Twenty-one years after the death of her brother in the Srebrenica massacre, Sehida Abdurahmanovic anxiously awaits Sunday’s local elections in Bosnia, in which a Serb is favoured to become her mayor.
Srebrenica, where 8,000 Muslim men and boys were killed by Bosnian Serb forces in 1995, is today a microcosm of the fragile Balkan country.
Serb and Muslim communities live side-by-side in the town but by no means together, still distrustful more than two decades after the Bosnian war that claimed 100,000 lives and displaced two million people.
The local elections in Srebrenica will be a political confrontation between the two communities, although the candidates have vowed to work for the benefit of all citizens
This year the tensions are particularly strong, intensified by the decision of Bosnian Serbs at a referendum last weekend to continue celebrating their “national holiday” — despite Sarajevo authorities ruling the holiday and the vote illegal.
The Dayton peace accords that ended the war in 1995 split Bosnia into two semi-independent entities linked by weak central institutions — the Republika Srpska (RS) and a Muslim-Croat federation.
Srebrenica, which lies in the Bosnian Serb-run entity RS, has had a Muslim mayor since 1999.
Today there are 7,700 Bosnian Serbs and 6,050 Muslims who can vote for mayor of a town notorious as a scene of Europe’s worst massacre since World War II.
Bosnian Serb forces under general Ratko Mladic carried out the mass executions in several days in July 1995, despite the enclave being under UN protection.
The body of Abdurahmanovic’s brother Meho was never found.
– ‘Not moral or just’ –
“I think the time has not come for a Serb to become the mayor of Srebrenica, because this is the town where genocide was committed,” said Abdurahmanovic, whose house is several metres from the memorial centre where 6,600 victims are buried.
Both the UN war crimes tribunal for the former Yugoslavia (ICTY) and the International Court of Justice have agreed that the massacre was genocide.
Abdurahmanovic’s husband Jakub was also killed in Srebrenica in May 1992 after being taken from his apartment by Serb paramilitaries.
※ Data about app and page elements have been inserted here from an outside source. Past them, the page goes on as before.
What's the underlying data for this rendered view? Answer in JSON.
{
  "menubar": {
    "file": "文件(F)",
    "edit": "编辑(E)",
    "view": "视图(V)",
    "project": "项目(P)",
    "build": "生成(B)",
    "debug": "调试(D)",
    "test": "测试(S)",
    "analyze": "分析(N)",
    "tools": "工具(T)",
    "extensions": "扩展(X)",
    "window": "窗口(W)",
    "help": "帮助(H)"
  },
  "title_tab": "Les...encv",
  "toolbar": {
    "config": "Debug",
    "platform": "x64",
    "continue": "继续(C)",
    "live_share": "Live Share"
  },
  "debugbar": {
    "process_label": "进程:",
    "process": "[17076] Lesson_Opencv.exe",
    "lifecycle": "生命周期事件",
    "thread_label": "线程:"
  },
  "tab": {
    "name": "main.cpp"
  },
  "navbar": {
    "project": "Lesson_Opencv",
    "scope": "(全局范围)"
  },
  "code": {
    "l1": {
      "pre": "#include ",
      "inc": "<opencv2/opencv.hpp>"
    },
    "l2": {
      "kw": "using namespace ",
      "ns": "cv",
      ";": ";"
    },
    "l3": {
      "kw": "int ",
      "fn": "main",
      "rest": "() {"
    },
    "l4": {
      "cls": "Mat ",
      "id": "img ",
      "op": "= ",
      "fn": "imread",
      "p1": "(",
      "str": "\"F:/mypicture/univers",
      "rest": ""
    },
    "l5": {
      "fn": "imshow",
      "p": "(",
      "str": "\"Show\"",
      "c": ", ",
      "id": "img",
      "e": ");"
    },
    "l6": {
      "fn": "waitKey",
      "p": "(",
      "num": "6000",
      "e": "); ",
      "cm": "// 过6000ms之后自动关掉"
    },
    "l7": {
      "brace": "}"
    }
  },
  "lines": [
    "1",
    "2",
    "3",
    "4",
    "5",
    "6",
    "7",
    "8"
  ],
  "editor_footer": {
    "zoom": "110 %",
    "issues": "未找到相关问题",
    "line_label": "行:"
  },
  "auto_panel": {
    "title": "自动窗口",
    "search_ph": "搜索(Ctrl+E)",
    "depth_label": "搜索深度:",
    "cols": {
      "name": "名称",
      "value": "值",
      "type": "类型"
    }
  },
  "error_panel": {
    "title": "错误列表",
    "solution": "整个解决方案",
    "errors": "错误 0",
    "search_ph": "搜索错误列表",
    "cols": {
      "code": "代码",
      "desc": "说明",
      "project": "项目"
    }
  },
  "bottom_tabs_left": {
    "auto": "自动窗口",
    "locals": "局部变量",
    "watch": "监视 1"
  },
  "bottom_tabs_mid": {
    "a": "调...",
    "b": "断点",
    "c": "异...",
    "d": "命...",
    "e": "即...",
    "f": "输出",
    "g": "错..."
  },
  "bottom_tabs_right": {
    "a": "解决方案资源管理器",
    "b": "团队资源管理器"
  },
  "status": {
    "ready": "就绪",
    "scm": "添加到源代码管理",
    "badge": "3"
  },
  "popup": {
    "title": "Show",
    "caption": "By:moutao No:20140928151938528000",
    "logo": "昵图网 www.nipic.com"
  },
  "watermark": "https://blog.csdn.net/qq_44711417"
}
“Having a Serb mayor would not be moral or just,” insisted the energetic woman in her 60s, with bright blue eyes.
The outgoing Muslim mayor Camil Durakovic, 37, is a survivor of the massacre and has led the town for the last six years. According to the teams of the two candidates, his Serb rival, 34-year-old Mladen Grujicic, has a better chance of winning.
Grujicic’s father was among 3,200 Serb soldiers and civilians killed in the area during the war, according to figures from Serb victims’ associations.
Among the campaign posters a third person has appeared, Serbian ultranationalist Vojislav Seselj.
Muslims consider the Belgrade-based politician an advocate of ethnic cleansing even though a UN war crimes court acquitted him earlier this year.
“Srebrenica in safe hands,” reads the message below the picture of Seselj, who — as persona non grata in Bosnia — is campaigning from a distance for the Serb mayoral candidate.
– ‘Fatal and disastrous’ –
Grujicic enjoys the backing of all Serb political parties and Durakovic of all Muslim groups.
For Durakovic, the victory of his rival will be “fatal and disastrous” for the town, marking a “definitive end” to the presence of Muslims — he fears the Serb mayor could cause them to flee.
Grujicic, a chemistry teacher, says he wants “to stop the constant departure of citizens from both communities” due to economic difficulties.
As for the wartime massacre, he admits that “the crime against Muslims happened”.
“I leave to competent institutions to qualify it,” he told AFP.
Calling it an act of genocide would alienate him from many Serb voters in Srebrenica.
“Crimes were committed here against both communities. Are we going to have better lives in Srebrenica if I say it was genocide?” he said.
© 2016 AFP